+++ Records shown

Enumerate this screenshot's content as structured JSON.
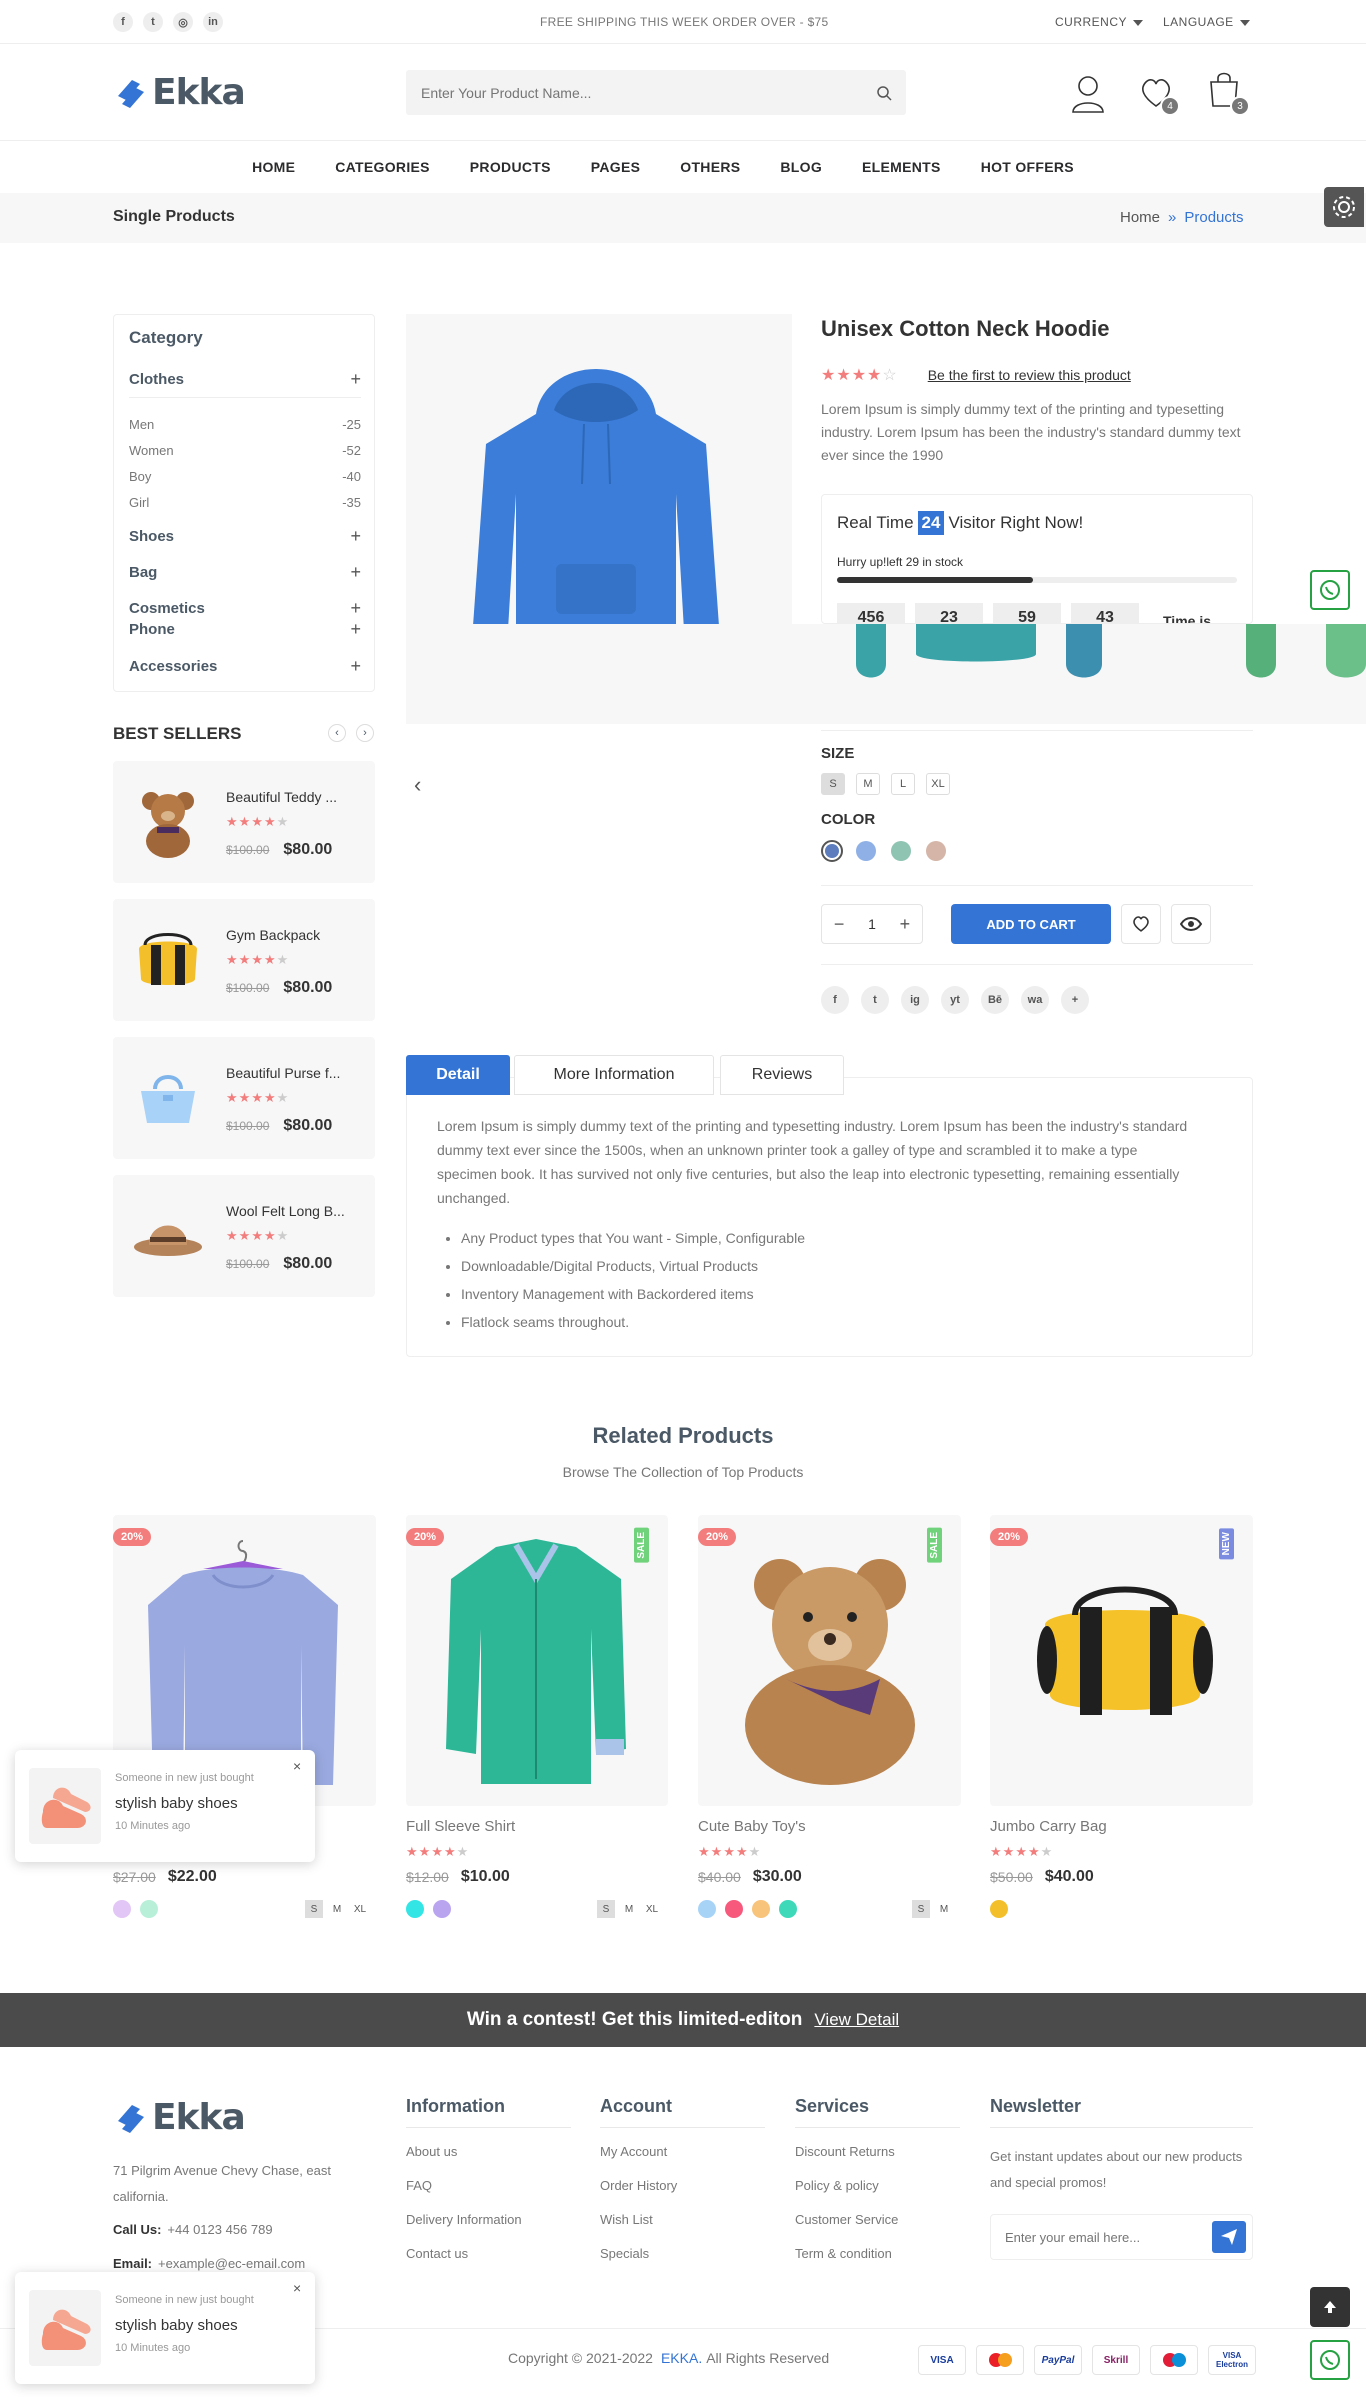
{
  "topbar": {
    "social_icons": [
      "facebook-icon",
      "twitter-icon",
      "instagram-icon",
      "linkedin-icon"
    ],
    "promo": "FREE SHIPPING THIS WEEK ORDER OVER - $75",
    "currency": "CURRENCY",
    "language": "LANGUAGE"
  },
  "header": {
    "logo": "Ekka",
    "search_placeholder": "Enter Your Product Name...",
    "wishlist_count": "4",
    "cart_count": "3"
  },
  "nav": [
    "HOME",
    "CATEGORIES",
    "PRODUCTS",
    "PAGES",
    "OTHERS",
    "BLOG",
    "ELEMENTS",
    "HOT OFFERS"
  ],
  "breadcrumb": {
    "title": "Single Products",
    "home": "Home",
    "current": "Products"
  },
  "sidebar": {
    "category_title": "Category",
    "clothes": "Clothes",
    "clothes_items": [
      {
        "name": "Men",
        "count": "-25"
      },
      {
        "name": "Women",
        "count": "-52"
      },
      {
        "name": "Boy",
        "count": "-40"
      },
      {
        "name": "Girl",
        "count": "-35"
      }
    ],
    "other_cats": [
      "Shoes",
      "Bag",
      "Cosmetics",
      "Phone",
      "Accessories"
    ],
    "best_sellers_title": "BEST SELLERS",
    "sellers": [
      {
        "name": "Beautiful Teddy ...",
        "old": "$100.00",
        "price": "$80.00"
      },
      {
        "name": "Gym Backpack",
        "old": "$100.00",
        "price": "$80.00"
      },
      {
        "name": "Beautiful Purse f...",
        "old": "$100.00",
        "price": "$80.00"
      },
      {
        "name": "Wool Felt Long B...",
        "old": "$100.00",
        "price": "$80.00"
      }
    ]
  },
  "product": {
    "title": "Unisex Cotton Neck Hoodie",
    "rating": 4,
    "review_link": "Be the first to review this product",
    "description": "Lorem Ipsum is simply dummy text of the printing and typesetting industry. Lorem Ipsum has been the industry's standard dummy text ever since the 1990",
    "visitor_pre": "Real Time",
    "visitor_count": "24",
    "visitor_post": "Visitor Right Now!",
    "stock_text": "Hurry up!left 29 in stock",
    "stock_fill": 0.49,
    "countdown": [
      "456",
      "23",
      "59",
      "43"
    ],
    "countdown_label": "Time is",
    "size_label": "SIZE",
    "sizes": [
      "S",
      "M",
      "L",
      "XL"
    ],
    "color_label": "COLOR",
    "colors": [
      "#5c7cbd",
      "#8fb0e6",
      "#8fc4b3",
      "#d4b5a8"
    ],
    "qty": "1",
    "add_to_cart": "ADD TO CART",
    "share_icons": [
      "f",
      "t",
      "ig",
      "yt",
      "Bē",
      "wa",
      "+"
    ]
  },
  "tabs": {
    "labels": [
      "Detail",
      "More Information",
      "Reviews"
    ],
    "body": "Lorem Ipsum is simply dummy text of the printing and typesetting industry. Lorem Ipsum has been the industry's standard dummy text ever since the 1500s, when an unknown printer took a galley of type and scrambled it to make a type specimen book. It has survived not only five centuries, but also the leap into electronic typesetting, remaining essentially unchanged.",
    "bullets": [
      "Any Product types that You want - Simple, Configurable",
      "Downloadable/Digital Products, Virtual Products",
      "Inventory Management with Backordered items",
      "Flatlock seams throughout."
    ]
  },
  "related": {
    "title": "Related Products",
    "subtitle": "Browse The Collection of Top Products",
    "items": [
      {
        "name": "",
        "discount": "20%",
        "tag": "",
        "old": "$27.00",
        "price": "$22.00",
        "colors": [
          "#e2c6f5",
          "#b8efd9"
        ],
        "sizes": [
          "S",
          "M",
          "XL"
        ]
      },
      {
        "name": "Full Sleeve Shirt",
        "discount": "20%",
        "tag": "SALE",
        "old": "$12.00",
        "price": "$10.00",
        "colors": [
          "#33e5e5",
          "#b9a4f0"
        ],
        "sizes": [
          "S",
          "M",
          "XL"
        ]
      },
      {
        "name": "Cute Baby Toy's",
        "discount": "20%",
        "tag": "SALE",
        "old": "$40.00",
        "price": "$30.00",
        "colors": [
          "#a7d3f7",
          "#f7597c",
          "#f8c37a",
          "#3ed9b9"
        ],
        "sizes": [
          "S",
          "M"
        ]
      },
      {
        "name": "Jumbo Carry Bag",
        "discount": "20%",
        "tag": "NEW",
        "old": "$50.00",
        "price": "$40.00",
        "colors": [
          "#f3c02c"
        ],
        "sizes": []
      }
    ]
  },
  "toast": {
    "title": "Someone in new just bought",
    "product": "stylish baby shoes",
    "time": "10 Minutes ago"
  },
  "cta": {
    "text": "Win a contest! Get this limited-editon",
    "link": "View Detail"
  },
  "footer": {
    "address": "71 Pilgrim Avenue Chevy Chase, east california.",
    "call_label": "Call Us:",
    "call": "+44 0123 456 789",
    "email_label": "Email:",
    "email": "+example@ec-email.com",
    "cols": [
      {
        "title": "Information",
        "links": [
          "About us",
          "FAQ",
          "Delivery Information",
          "Contact us"
        ]
      },
      {
        "title": "Account",
        "links": [
          "My Account",
          "Order History",
          "Wish List",
          "Specials"
        ]
      },
      {
        "title": "Services",
        "links": [
          "Discount Returns",
          "Policy & policy",
          "Customer Service",
          "Term & condition"
        ]
      }
    ],
    "newsletter_title": "Newsletter",
    "newsletter_text": "Get instant updates about our new products and special promos!",
    "newsletter_placeholder": "Enter your email here...",
    "copyright_pre": "Copyright © 2021-2022",
    "copyright_brand": "EKKA.",
    "copyright_post": "All Rights Reserved",
    "payments": [
      "VISA",
      "MC",
      "PayPal",
      "Skrill",
      "Maestro",
      "VISA Electron"
    ]
  },
  "accent": "#3474d4",
  "star_color": "#f27d7c"
}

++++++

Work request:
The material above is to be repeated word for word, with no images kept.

Response box:
Enumerate this screenshot's content as structured JSON.
{
  "topbar": {
    "social_icons": [
      "facebook-icon",
      "twitter-icon",
      "instagram-icon",
      "linkedin-icon"
    ],
    "promo": "FREE SHIPPING THIS WEEK ORDER OVER - $75",
    "currency": "CURRENCY",
    "language": "LANGUAGE"
  },
  "header": {
    "logo": "Ekka",
    "search_placeholder": "Enter Your Product Name...",
    "wishlist_count": "4",
    "cart_count": "3"
  },
  "nav": [
    "HOME",
    "CATEGORIES",
    "PRODUCTS",
    "PAGES",
    "OTHERS",
    "BLOG",
    "ELEMENTS",
    "HOT OFFERS"
  ],
  "breadcrumb": {
    "title": "Single Products",
    "home": "Home",
    "current": "Products"
  },
  "sidebar": {
    "category_title": "Category",
    "clothes": "Clothes",
    "clothes_items": [
      {
        "name": "Men",
        "count": "-25"
      },
      {
        "name": "Women",
        "count": "-52"
      },
      {
        "name": "Boy",
        "count": "-40"
      },
      {
        "name": "Girl",
        "count": "-35"
      }
    ],
    "other_cats": [
      "Shoes",
      "Bag",
      "Cosmetics",
      "Phone",
      "Accessories"
    ],
    "best_sellers_title": "BEST SELLERS",
    "sellers": [
      {
        "name": "Beautiful Teddy ...",
        "old": "$100.00",
        "price": "$80.00"
      },
      {
        "name": "Gym Backpack",
        "old": "$100.00",
        "price": "$80.00"
      },
      {
        "name": "Beautiful Purse f...",
        "old": "$100.00",
        "price": "$80.00"
      },
      {
        "name": "Wool Felt Long B...",
        "old": "$100.00",
        "price": "$80.00"
      }
    ]
  },
  "product": {
    "title": "Unisex Cotton Neck Hoodie",
    "rating": 4,
    "review_link": "Be the first to review this product",
    "description": "Lorem Ipsum is simply dummy text of the printing and typesetting industry. Lorem Ipsum has been the industry's standard dummy text ever since the 1990",
    "visitor_pre": "Real Time",
    "visitor_count": "24",
    "visitor_post": "Visitor Right Now!",
    "stock_text": "Hurry up!left 29 in stock",
    "stock_fill": 0.49,
    "countdown": [
      "456",
      "23",
      "59",
      "43"
    ],
    "countdown_label": "Time is",
    "size_label": "SIZE",
    "sizes": [
      "S",
      "M",
      "L",
      "XL"
    ],
    "color_label": "COLOR",
    "colors": [
      "#5c7cbd",
      "#8fb0e6",
      "#8fc4b3",
      "#d4b5a8"
    ],
    "qty": "1",
    "add_to_cart": "ADD TO CART",
    "share_icons": [
      "f",
      "t",
      "ig",
      "yt",
      "Bē",
      "wa",
      "+"
    ]
  },
  "tabs": {
    "labels": [
      "Detail",
      "More Information",
      "Reviews"
    ],
    "body": "Lorem Ipsum is simply dummy text of the printing and typesetting industry. Lorem Ipsum has been the industry's standard dummy text ever since the 1500s, when an unknown printer took a galley of type and scrambled it to make a type specimen book. It has survived not only five centuries, but also the leap into electronic typesetting, remaining essentially unchanged.",
    "bullets": [
      "Any Product types that You want - Simple, Configurable",
      "Downloadable/Digital Products, Virtual Products",
      "Inventory Management with Backordered items",
      "Flatlock seams throughout."
    ]
  },
  "related": {
    "title": "Related Products",
    "subtitle": "Browse The Collection of Top Products",
    "items": [
      {
        "name": "",
        "discount": "20%",
        "tag": "",
        "old": "$27.00",
        "price": "$22.00",
        "colors": [
          "#e2c6f5",
          "#b8efd9"
        ],
        "sizes": [
          "S",
          "M",
          "XL"
        ]
      },
      {
        "name": "Full Sleeve Shirt",
        "discount": "20%",
        "tag": "SALE",
        "old": "$12.00",
        "price": "$10.00",
        "colors": [
          "#33e5e5",
          "#b9a4f0"
        ],
        "sizes": [
          "S",
          "M",
          "XL"
        ]
      },
      {
        "name": "Cute Baby Toy's",
        "discount": "20%",
        "tag": "SALE",
        "old": "$40.00",
        "price": "$30.00",
        "colors": [
          "#a7d3f7",
          "#f7597c",
          "#f8c37a",
          "#3ed9b9"
        ],
        "sizes": [
          "S",
          "M"
        ]
      },
      {
        "name": "Jumbo Carry Bag",
        "discount": "20%",
        "tag": "NEW",
        "old": "$50.00",
        "price": "$40.00",
        "colors": [
          "#f3c02c"
        ],
        "sizes": []
      }
    ]
  },
  "toast": {
    "title": "Someone in new just bought",
    "product": "stylish baby shoes",
    "time": "10 Minutes ago"
  },
  "cta": {
    "text": "Win a contest! Get this limited-editon",
    "link": "View Detail"
  },
  "footer": {
    "address": "71 Pilgrim Avenue Chevy Chase, east california.",
    "call_label": "Call Us:",
    "call": "+44 0123 456 789",
    "email_label": "Email:",
    "email": "+example@ec-email.com",
    "cols": [
      {
        "title": "Information",
        "links": [
          "About us",
          "FAQ",
          "Delivery Information",
          "Contact us"
        ]
      },
      {
        "title": "Account",
        "links": [
          "My Account",
          "Order History",
          "Wish List",
          "Specials"
        ]
      },
      {
        "title": "Services",
        "links": [
          "Discount Returns",
          "Policy & policy",
          "Customer Service",
          "Term & condition"
        ]
      }
    ],
    "newsletter_title": "Newsletter",
    "newsletter_text": "Get instant updates about our new products and special promos!",
    "newsletter_placeholder": "Enter your email here...",
    "copyright_pre": "Copyright © 2021-2022",
    "copyright_brand": "EKKA.",
    "copyright_post": "All Rights Reserved",
    "payments": [
      "VISA",
      "MC",
      "PayPal",
      "Skrill",
      "Maestro",
      "VISA Electron"
    ]
  },
  "accent": "#3474d4",
  "star_color": "#f27d7c"
}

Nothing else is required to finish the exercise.